### Dataset entries
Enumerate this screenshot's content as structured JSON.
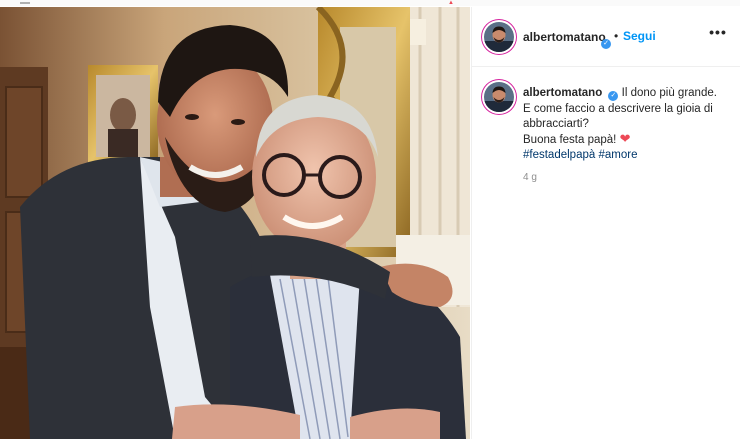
{
  "post": {
    "username": "albertomatano",
    "follow_label": "Segui",
    "separator": "•",
    "more_label": "•••",
    "caption": {
      "username": "albertomatano",
      "line1": "Il dono più grande.",
      "line2": "E come faccio a descrivere la gioia di",
      "line3": "abbracciarti?",
      "line4": "Buona festa papà!",
      "heart": "❤",
      "hashtag1": "#festadelpapà",
      "hashtag2": "#amore"
    },
    "timestamp": "4 g"
  },
  "icons": {
    "verified": "verified-badge-icon",
    "heart": "heart-emoji-icon",
    "more": "more-options-icon"
  },
  "colors": {
    "accent_blue": "#0095f6",
    "verified_blue": "#3897f0",
    "hashtag_blue": "#00376b",
    "heart_red": "#ed4956",
    "text": "#262626",
    "muted": "#8e8e8e"
  }
}
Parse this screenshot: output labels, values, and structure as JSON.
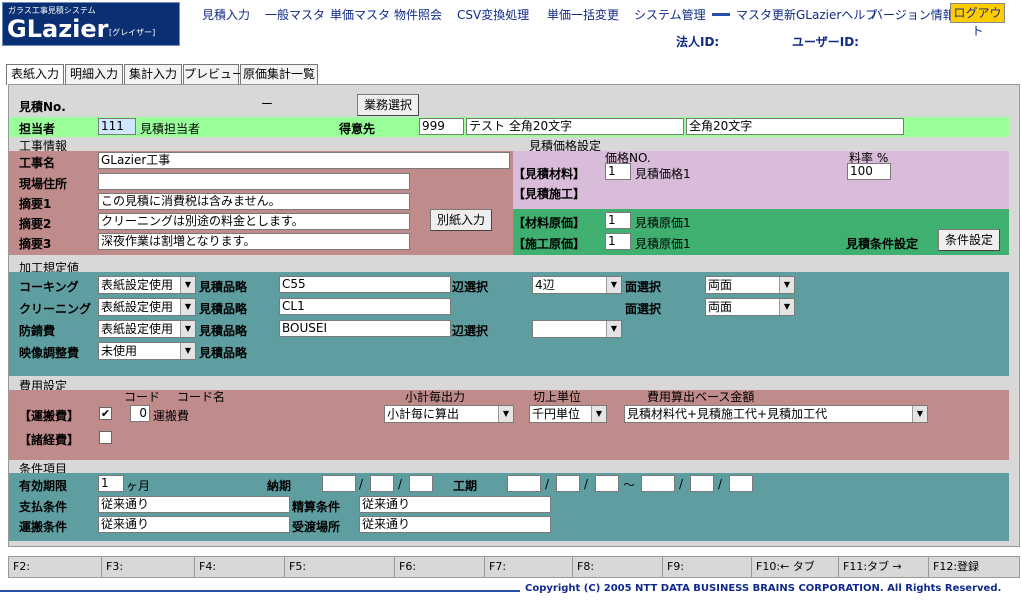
{
  "header": {
    "logo_sub": "ガラス工事見積システム",
    "logo_main": "GLazier",
    "logo_kana": "[グレイザー]",
    "nav": [
      "見積入力",
      "一般マスタ",
      "単価マスタ",
      "物件照会",
      "CSV変換処理",
      "単価一括変更",
      "システム管理"
    ],
    "nav2": [
      "マスタ更新",
      "GLazierヘルプ",
      "バージョン情報"
    ],
    "logout": "ログアウト",
    "corp_id_label": "法人ID:",
    "user_id_label": "ユーザーID:"
  },
  "tabs": [
    "表紙入力",
    "明細入力",
    "集計入力",
    "プレビュー",
    "原価集計一覧"
  ],
  "estimate": {
    "no_label": "見積No.",
    "no_dash": "ー",
    "job_select_button": "業務選択",
    "person_label": "担当者",
    "person_code": "111",
    "person_name": "見積担当者",
    "client_label": "得意先",
    "client_code": "999",
    "client_name1": "テスト 全角20文字",
    "client_name2": "全角20文字",
    "client_name3": "全角20文字"
  },
  "construction": {
    "section_title": "工事情報",
    "name_label": "工事名",
    "name_value": "GLazier工事",
    "site_label": "現場住所",
    "site_value": "",
    "note1_label": "摘要1",
    "note1_value": "この見積に消費税は含みません。",
    "note2_label": "摘要2",
    "note2_value": "クリーニングは別途の料金とします。",
    "note3_label": "摘要3",
    "note3_value": "深夜作業は割増となります。",
    "separate_button": "別紙入力"
  },
  "price_settings": {
    "section_title": "見積価格設定",
    "price_no_label": "価格NO.",
    "rate_label": "料率 %",
    "material_label": "【見積材料】",
    "material_no": "1",
    "material_name": "見積価格1",
    "material_rate": "100",
    "work_label": "【見積施工】",
    "cost_material_label": "【材料原価】",
    "cost_material_no": "1",
    "cost_material_name": "見積原価1",
    "cost_work_label": "【施工原価】",
    "cost_work_no": "1",
    "cost_work_name": "見積原価1",
    "condition_label": "見積条件設定",
    "condition_button": "条件設定"
  },
  "processing": {
    "section_title": "加工規定値",
    "rows": [
      {
        "label": "コーキング",
        "select": "表紙設定使用",
        "item_label": "見積品略",
        "item_value": "C55",
        "side_label": "辺選択",
        "side_value": "4辺",
        "face_label": "面選択",
        "face_value": "両面"
      },
      {
        "label": "クリーニング",
        "select": "表紙設定使用",
        "item_label": "見積品略",
        "item_value": "CL1",
        "side_label": "",
        "side_value": "",
        "face_label": "面選択",
        "face_value": "両面"
      },
      {
        "label": "防錆費",
        "select": "表紙設定使用",
        "item_label": "見積品略",
        "item_value": "BOUSEI",
        "side_label": "辺選択",
        "side_value": "",
        "face_label": "",
        "face_value": ""
      },
      {
        "label": "映像調整費",
        "select": "未使用",
        "item_label": "見積品略",
        "item_value": "",
        "side_label": "",
        "side_value": "",
        "face_label": "",
        "face_value": ""
      }
    ]
  },
  "costs": {
    "section_title": "費用設定",
    "code_label": "コード",
    "code_name_label": "コード名",
    "subtotal_label": "小計毎出力",
    "round_label": "切上単位",
    "base_label": "費用算出ベース金額",
    "transport_label": "【運搬費】",
    "transport_checked": "✔",
    "transport_code": "0",
    "transport_name": "運搬費",
    "transport_subtotal": "小計毎に算出",
    "transport_round": "千円単位",
    "transport_base": "見積材料代+見積施工代+見積加工代",
    "misc_label": "【諸経費】",
    "misc_checked": ""
  },
  "conditions": {
    "section_title": "条件項目",
    "validity_label": "有効期限",
    "validity_value": "1",
    "validity_unit": "ヶ月",
    "delivery_label": "納期",
    "period_label": "工期",
    "slash": "/",
    "tilde": "〜",
    "payment_label": "支払条件",
    "payment_value": "従来通り",
    "settlement_label": "精算条件",
    "settlement_value": "従来通り",
    "transport_label": "運搬条件",
    "transport_value": "従来通り",
    "handover_label": "受渡場所",
    "handover_value": "従来通り"
  },
  "function_keys": [
    "F2:",
    "F3:",
    "F4:",
    "F5:",
    "F6:",
    "F7:",
    "F8:",
    "F9:",
    "F10:← タブ",
    "F11:タブ →",
    "F12:登録"
  ],
  "footer": {
    "copyright": "Copyright (C) 2005 NTT DATA BUSINESS BRAINS CORPORATION. All Rights Reserved."
  },
  "colors": {
    "green_row": "#99ff99",
    "brown": "#c08b8b",
    "lavender": "#d9bcd9",
    "emerald": "#3fb070",
    "teal": "#5f9ea0",
    "nav_text": "#102a8a",
    "logout_bg": "#ffcc00"
  }
}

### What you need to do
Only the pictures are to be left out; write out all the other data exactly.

### Expected output
Enumerate this screenshot's content as structured JSON.
{
  "post": {
    "username": "albertomatano",
    "follow_label": "Segui",
    "separator": "•",
    "more_label": "•••",
    "caption": {
      "username": "albertomatano",
      "line1": "Il dono più grande.",
      "line2": "E come faccio a descrivere la gioia di",
      "line3": "abbracciarti?",
      "line4": "Buona festa papà!",
      "heart": "❤",
      "hashtag1": "#festadelpapà",
      "hashtag2": "#amore"
    },
    "timestamp": "4 g"
  },
  "icons": {
    "verified": "verified-badge-icon",
    "heart": "heart-emoji-icon",
    "more": "more-options-icon"
  },
  "colors": {
    "accent_blue": "#0095f6",
    "verified_blue": "#3897f0",
    "hashtag_blue": "#00376b",
    "heart_red": "#ed4956",
    "text": "#262626",
    "muted": "#8e8e8e"
  }
}
Parse this screenshot: output labels, values, and structure as JSON.
{
  "header": {
    "logo_sub": "ガラス工事見積システム",
    "logo_main": "GLazier",
    "logo_kana": "[グレイザー]",
    "nav": [
      "見積入力",
      "一般マスタ",
      "単価マスタ",
      "物件照会",
      "CSV変換処理",
      "単価一括変更",
      "システム管理"
    ],
    "nav2": [
      "マスタ更新",
      "GLazierヘルプ",
      "バージョン情報"
    ],
    "logout": "ログアウト",
    "corp_id_label": "法人ID:",
    "user_id_label": "ユーザーID:"
  },
  "tabs": [
    "表紙入力",
    "明細入力",
    "集計入力",
    "プレビュー",
    "原価集計一覧"
  ],
  "estimate": {
    "no_label": "見積No.",
    "no_dash": "ー",
    "job_select_button": "業務選択",
    "person_label": "担当者",
    "person_code": "111",
    "person_name": "見積担当者",
    "client_label": "得意先",
    "client_code": "999",
    "client_name1": "テスト 全角20文字",
    "client_name2": "全角20文字",
    "client_name3": "全角20文字"
  },
  "construction": {
    "section_title": "工事情報",
    "name_label": "工事名",
    "name_value": "GLazier工事",
    "site_label": "現場住所",
    "site_value": "",
    "note1_label": "摘要1",
    "note1_value": "この見積に消費税は含みません。",
    "note2_label": "摘要2",
    "note2_value": "クリーニングは別途の料金とします。",
    "note3_label": "摘要3",
    "note3_value": "深夜作業は割増となります。",
    "separate_button": "別紙入力"
  },
  "price_settings": {
    "section_title": "見積価格設定",
    "price_no_label": "価格NO.",
    "rate_label": "料率 %",
    "material_label": "【見積材料】",
    "material_no": "1",
    "material_name": "見積価格1",
    "material_rate": "100",
    "work_label": "【見積施工】",
    "cost_material_label": "【材料原価】",
    "cost_material_no": "1",
    "cost_material_name": "見積原価1",
    "cost_work_label": "【施工原価】",
    "cost_work_no": "1",
    "cost_work_name": "見積原価1",
    "condition_label": "見積条件設定",
    "condition_button": "条件設定"
  },
  "processing": {
    "section_title": "加工規定値",
    "rows": [
      {
        "label": "コーキング",
        "select": "表紙設定使用",
        "item_label": "見積品略",
        "item_value": "C55",
        "side_label": "辺選択",
        "side_value": "4辺",
        "face_label": "面選択",
        "face_value": "両面"
      },
      {
        "label": "クリーニング",
        "select": "表紙設定使用",
        "item_label": "見積品略",
        "item_value": "CL1",
        "side_label": "",
        "side_value": "",
        "face_label": "面選択",
        "face_value": "両面"
      },
      {
        "label": "防錆費",
        "select": "表紙設定使用",
        "item_label": "見積品略",
        "item_value": "BOUSEI",
        "side_label": "辺選択",
        "side_value": "",
        "face_label": "",
        "face_value": ""
      },
      {
        "label": "映像調整費",
        "select": "未使用",
        "item_label": "見積品略",
        "item_value": "",
        "side_label": "",
        "side_value": "",
        "face_label": "",
        "face_value": ""
      }
    ]
  },
  "costs": {
    "section_title": "費用設定",
    "code_label": "コード",
    "code_name_label": "コード名",
    "subtotal_label": "小計毎出力",
    "round_label": "切上単位",
    "base_label": "費用算出ベース金額",
    "transport_label": "【運搬費】",
    "transport_checked": "✔",
    "transport_code": "0",
    "transport_name": "運搬費",
    "transport_subtotal": "小計毎に算出",
    "transport_round": "千円単位",
    "transport_base": "見積材料代+見積施工代+見積加工代",
    "misc_label": "【諸経費】",
    "misc_checked": ""
  },
  "conditions": {
    "section_title": "条件項目",
    "validity_label": "有効期限",
    "validity_value": "1",
    "validity_unit": "ヶ月",
    "delivery_label": "納期",
    "period_label": "工期",
    "slash": "/",
    "tilde": "〜",
    "payment_label": "支払条件",
    "payment_value": "従来通り",
    "settlement_label": "精算条件",
    "settlement_value": "従来通り",
    "transport_label": "運搬条件",
    "transport_value": "従来通り",
    "handover_label": "受渡場所",
    "handover_value": "従来通り"
  },
  "function_keys": [
    "F2:",
    "F3:",
    "F4:",
    "F5:",
    "F6:",
    "F7:",
    "F8:",
    "F9:",
    "F10:← タブ",
    "F11:タブ →",
    "F12:登録"
  ],
  "footer": {
    "copyright": "Copyright (C) 2005 NTT DATA BUSINESS BRAINS CORPORATION. All Rights Reserved."
  },
  "colors": {
    "green_row": "#99ff99",
    "brown": "#c08b8b",
    "lavender": "#d9bcd9",
    "emerald": "#3fb070",
    "teal": "#5f9ea0",
    "nav_text": "#102a8a",
    "logout_bg": "#ffcc00"
  }
}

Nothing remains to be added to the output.